**EXERCISE OBJECTIVE**:
Print again, word for word, all of the records below, and leave the pictures out.

**RECORDS TO USE**:

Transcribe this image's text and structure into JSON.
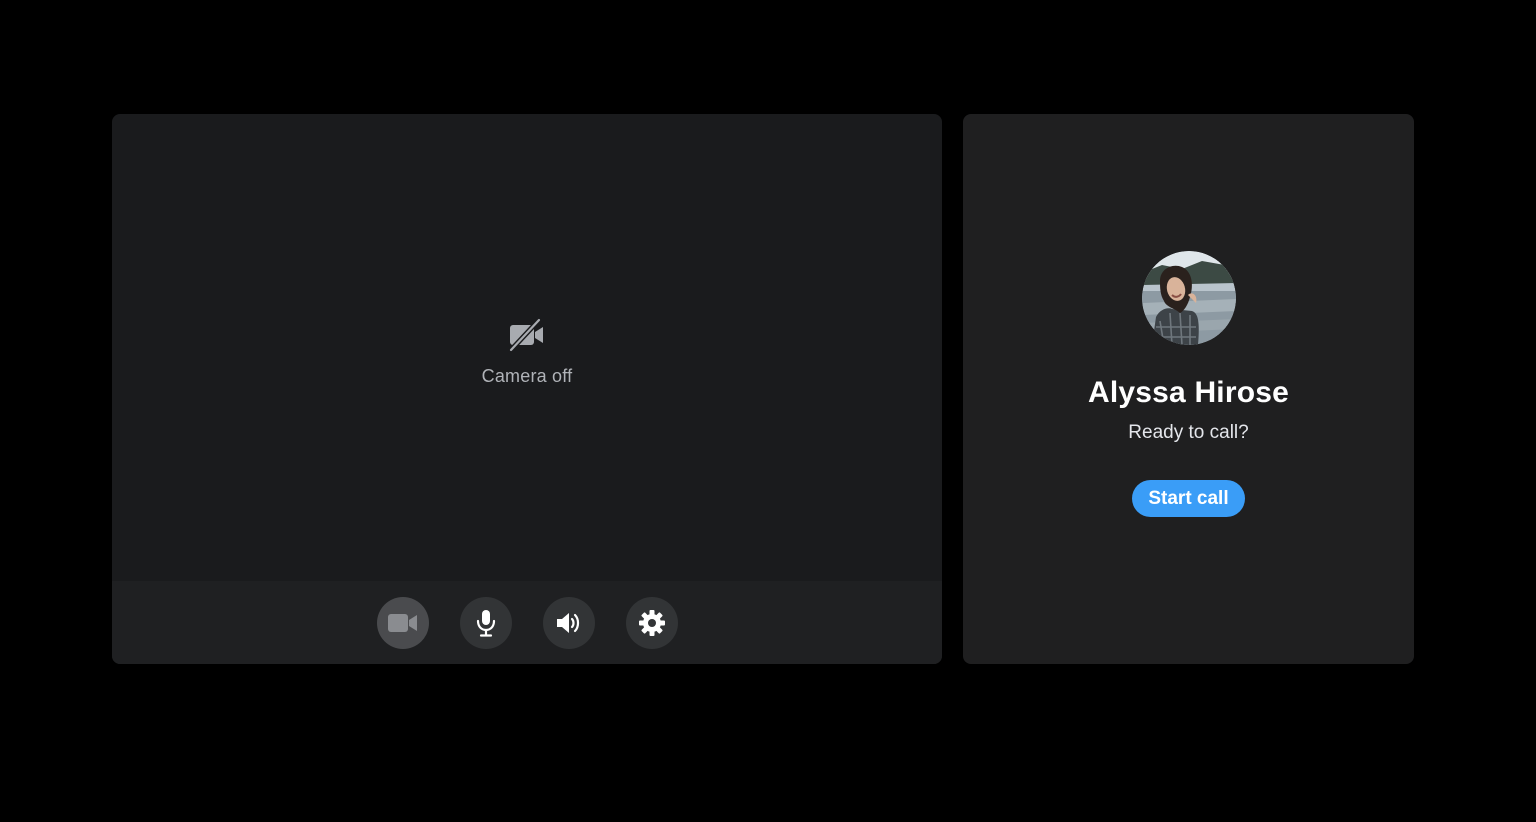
{
  "preview": {
    "camera_status": "Camera off",
    "camera_status_icon": "video-off-icon"
  },
  "controls": [
    {
      "icon": "video-camera-icon",
      "active": true
    },
    {
      "icon": "microphone-icon",
      "active": false
    },
    {
      "icon": "speaker-icon",
      "active": false
    },
    {
      "icon": "gear-icon",
      "active": false
    }
  ],
  "contact": {
    "name": "Alyssa Hirose",
    "status": "Ready to call?",
    "start_call_label": "Start call",
    "avatar_icon": "profile-photo"
  },
  "colors": {
    "background": "#000000",
    "panel": "#1a1b1d",
    "accent": "#3a9df7"
  }
}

**TASK RESPONSE**:
Transcribe this image's text and structure into JSON.
{
  "preview": {
    "camera_status": "Camera off",
    "camera_status_icon": "video-off-icon"
  },
  "controls": [
    {
      "icon": "video-camera-icon",
      "active": true
    },
    {
      "icon": "microphone-icon",
      "active": false
    },
    {
      "icon": "speaker-icon",
      "active": false
    },
    {
      "icon": "gear-icon",
      "active": false
    }
  ],
  "contact": {
    "name": "Alyssa Hirose",
    "status": "Ready to call?",
    "start_call_label": "Start call",
    "avatar_icon": "profile-photo"
  },
  "colors": {
    "background": "#000000",
    "panel": "#1a1b1d",
    "accent": "#3a9df7"
  }
}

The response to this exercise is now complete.